TORONTO - Three concussions this season aren’t going to slow down Cory Boyd.
But they have made him think.
I’m still going to be a hardnosed player and fight for every yard,” said Boyd, who was the CFL’s leading rusher when he w as injured four games ago. “I just have to modify it a bit; be a little smarter.”
Boyd has a reputation as a runner who’d as soon take on a tackler as be tackled. But he knows if he wants to keep playing long-term, he’ll have to pick his spots.
“In certain situations it’s GET DOWN! Get down and live to fight another day. That’s what I’m focussing on.”
Just not something he always practised. “Now I understand you have to keep your focus on bettering yourself... I have to be cautious of how I treat my body. I’ve only got one; it’s not like I can press the restart button.”
When he was hurt, Boyd had 903 yards rushing but after a quick start the team was fighting to stay above .500; in his last two games he was held to 54 and 57 yards.
Boyd lost his patience. “Everything was fine when we had early success but when you don’t get as many carries or as many big plays and yardage as you want, then patience goes out the door and all the little things that you tell yourself to fundamentally be conscious of you don’t do it anymore. You play off instinct and I think that’s what I was doing — trying to force the big play. I was trying to force things that weren’t really there.”
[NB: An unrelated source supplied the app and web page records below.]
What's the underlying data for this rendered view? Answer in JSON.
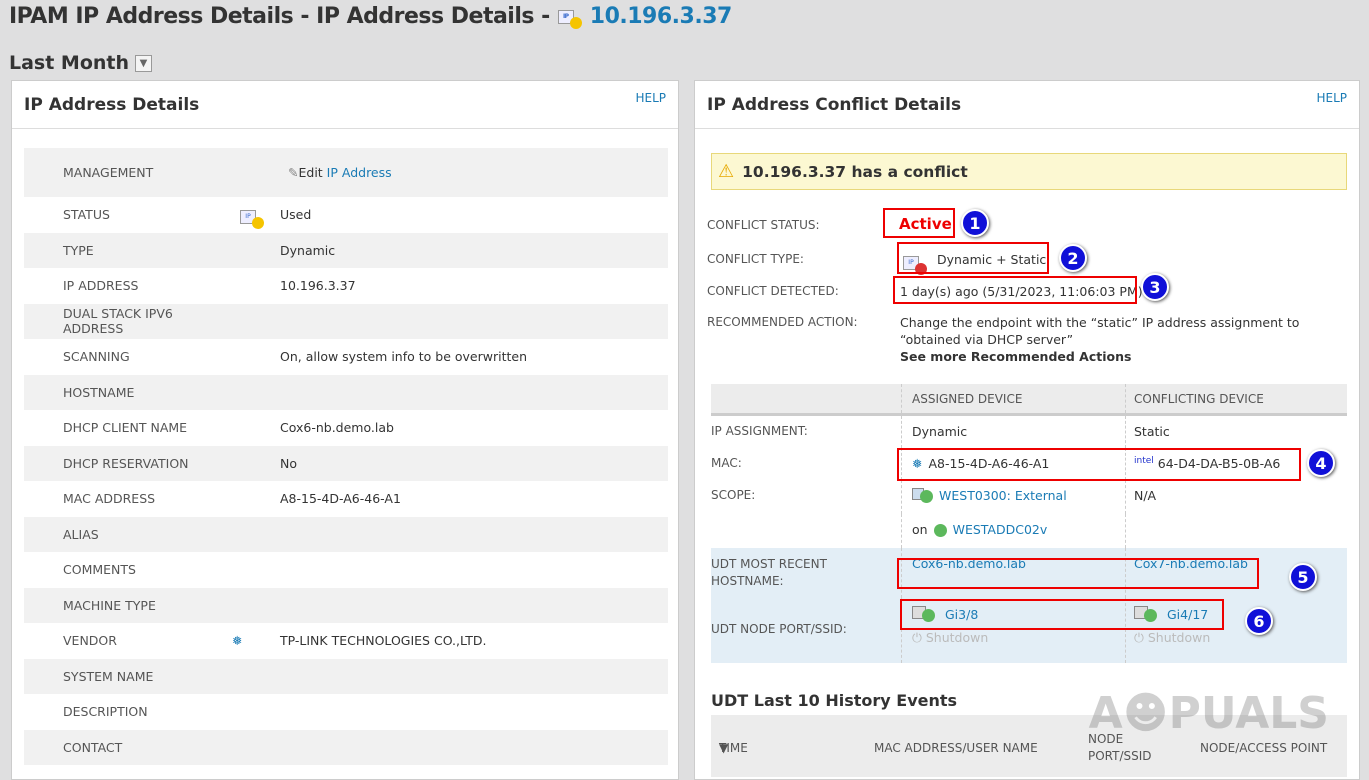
{
  "page": {
    "title": "IPAM IP Address Details - IP Address Details -",
    "ip": "10.196.3.37",
    "period": "Last Month"
  },
  "left": {
    "title": "IP Address Details",
    "help": "HELP",
    "rows": [
      {
        "k": "MANAGEMENT",
        "v": "Edit ",
        "link": "IP Address",
        "icon": "pencil-icon"
      },
      {
        "k": "STATUS",
        "v": "Used",
        "icon": "ip-used-icon"
      },
      {
        "k": "TYPE",
        "v": "Dynamic"
      },
      {
        "k": "IP ADDRESS",
        "v": "10.196.3.37"
      },
      {
        "k": "DUAL STACK IPV6 ADDRESS",
        "v": ""
      },
      {
        "k": "SCANNING",
        "v": "On, allow system info to be overwritten"
      },
      {
        "k": "HOSTNAME",
        "v": ""
      },
      {
        "k": "DHCP CLIENT NAME",
        "v": "Cox6-nb.demo.lab"
      },
      {
        "k": "DHCP RESERVATION",
        "v": "No"
      },
      {
        "k": "MAC ADDRESS",
        "v": "A8-15-4D-A6-46-A1"
      },
      {
        "k": "ALIAS",
        "v": ""
      },
      {
        "k": "COMMENTS",
        "v": ""
      },
      {
        "k": "MACHINE TYPE",
        "v": ""
      },
      {
        "k": "VENDOR",
        "v": "TP-LINK TECHNOLOGIES CO.,LTD.",
        "icon": "tplink-icon"
      },
      {
        "k": "SYSTEM NAME",
        "v": ""
      },
      {
        "k": "DESCRIPTION",
        "v": ""
      },
      {
        "k": "CONTACT",
        "v": ""
      }
    ]
  },
  "right": {
    "title": "IP Address Conflict Details",
    "help": "HELP",
    "alert": "10.196.3.37 has a conflict",
    "status_label": "CONFLICT STATUS:",
    "status": "Active",
    "type_label": "CONFLICT TYPE:",
    "type": "Dynamic + Static",
    "detected_label": "CONFLICT DETECTED:",
    "detected": "1 day(s) ago (5/31/2023, 11:06:03 PM)",
    "action_label": "RECOMMENDED ACTION:",
    "action": "Change the endpoint with the “static” IP address assignment to “obtained via DHCP server”",
    "action_link": "See more Recommended Actions",
    "grid": {
      "h_assigned": "ASSIGNED DEVICE",
      "h_conflicting": "CONFLICTING DEVICE",
      "ipa_label": "IP ASSIGNMENT:",
      "ipa_a": "Dynamic",
      "ipa_c": "Static",
      "mac_label": "MAC:",
      "mac_a": "A8-15-4D-A6-46-A1",
      "mac_c": "64-D4-DA-B5-0B-A6",
      "intel": "intel",
      "scope_label": "SCOPE:",
      "scope_a": "WEST0300: External",
      "scope_c": "N/A",
      "on": "on",
      "server": "WESTADDC02v",
      "host_label": "UDT MOST RECENT HOSTNAME:",
      "host_a": "Cox6-nb.demo.lab",
      "host_c": "Cox7-nb.demo.lab",
      "port_label": "UDT NODE PORT/SSID:",
      "port_a": "Gi3/8",
      "port_c": "Gi4/17",
      "shutdown": "Shutdown"
    },
    "history": {
      "title": "UDT Last 10 History Events",
      "cols": [
        "TIME",
        "MAC ADDRESS/USER NAME",
        "NODE PORT/SSID",
        "NODE/ACCESS POINT"
      ]
    }
  },
  "badges": [
    "1",
    "2",
    "3",
    "4",
    "5",
    "6"
  ],
  "watermark": "APPUALS",
  "colors": {
    "link": "#1a7bb5",
    "active": "#e00000",
    "highlight": "#e00000",
    "badge": "#1010d8"
  }
}
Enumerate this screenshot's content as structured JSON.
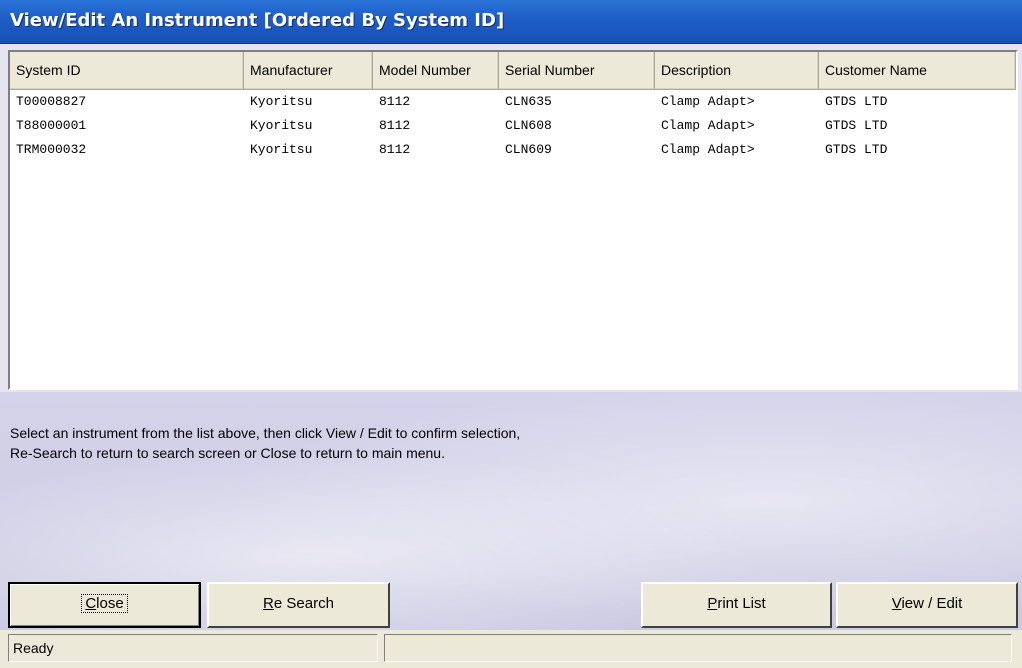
{
  "window": {
    "title": "View/Edit An Instrument [Ordered By System ID]"
  },
  "list": {
    "columns": [
      "System ID",
      "Manufacturer",
      "Model Number",
      "Serial Number",
      "Description",
      "Customer Name"
    ],
    "rows": [
      [
        "T00008827",
        "Kyoritsu",
        "8112",
        "CLN635",
        "Clamp Adapt>",
        "GTDS LTD"
      ],
      [
        "T88000001",
        "Kyoritsu",
        "8112",
        "CLN608",
        "Clamp Adapt>",
        "GTDS LTD"
      ],
      [
        "TRM000032",
        "Kyoritsu",
        "8112",
        "CLN609",
        "Clamp Adapt>",
        "GTDS LTD"
      ]
    ]
  },
  "instructions": {
    "line1": "Select an instrument from the list above, then click View / Edit to confirm selection,",
    "line2": "Re-Search to return to search screen or Close to return to main menu."
  },
  "buttons": {
    "close": {
      "mnemonic": "C",
      "rest": "lose"
    },
    "re_search": {
      "mnemonic": "R",
      "rest": "e Search"
    },
    "print_list": {
      "mnemonic": "P",
      "rest": "rint List"
    },
    "view_edit": {
      "mnemonic": "V",
      "rest": "iew / Edit"
    }
  },
  "status": {
    "text": "Ready",
    "secondary": ""
  }
}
Boyd was the centrepiece of the Argos’ offence and it has struggled without him. The only other ball carrier with more than 100 yards is Jeff Johnson. Despite missing a third of the season, Boyd has scored six of the team’s 19 offensive TDs.
“We need to get him back,” assistant coach Mike O’Shea. “He’s the hardest running back in the league to bring down.”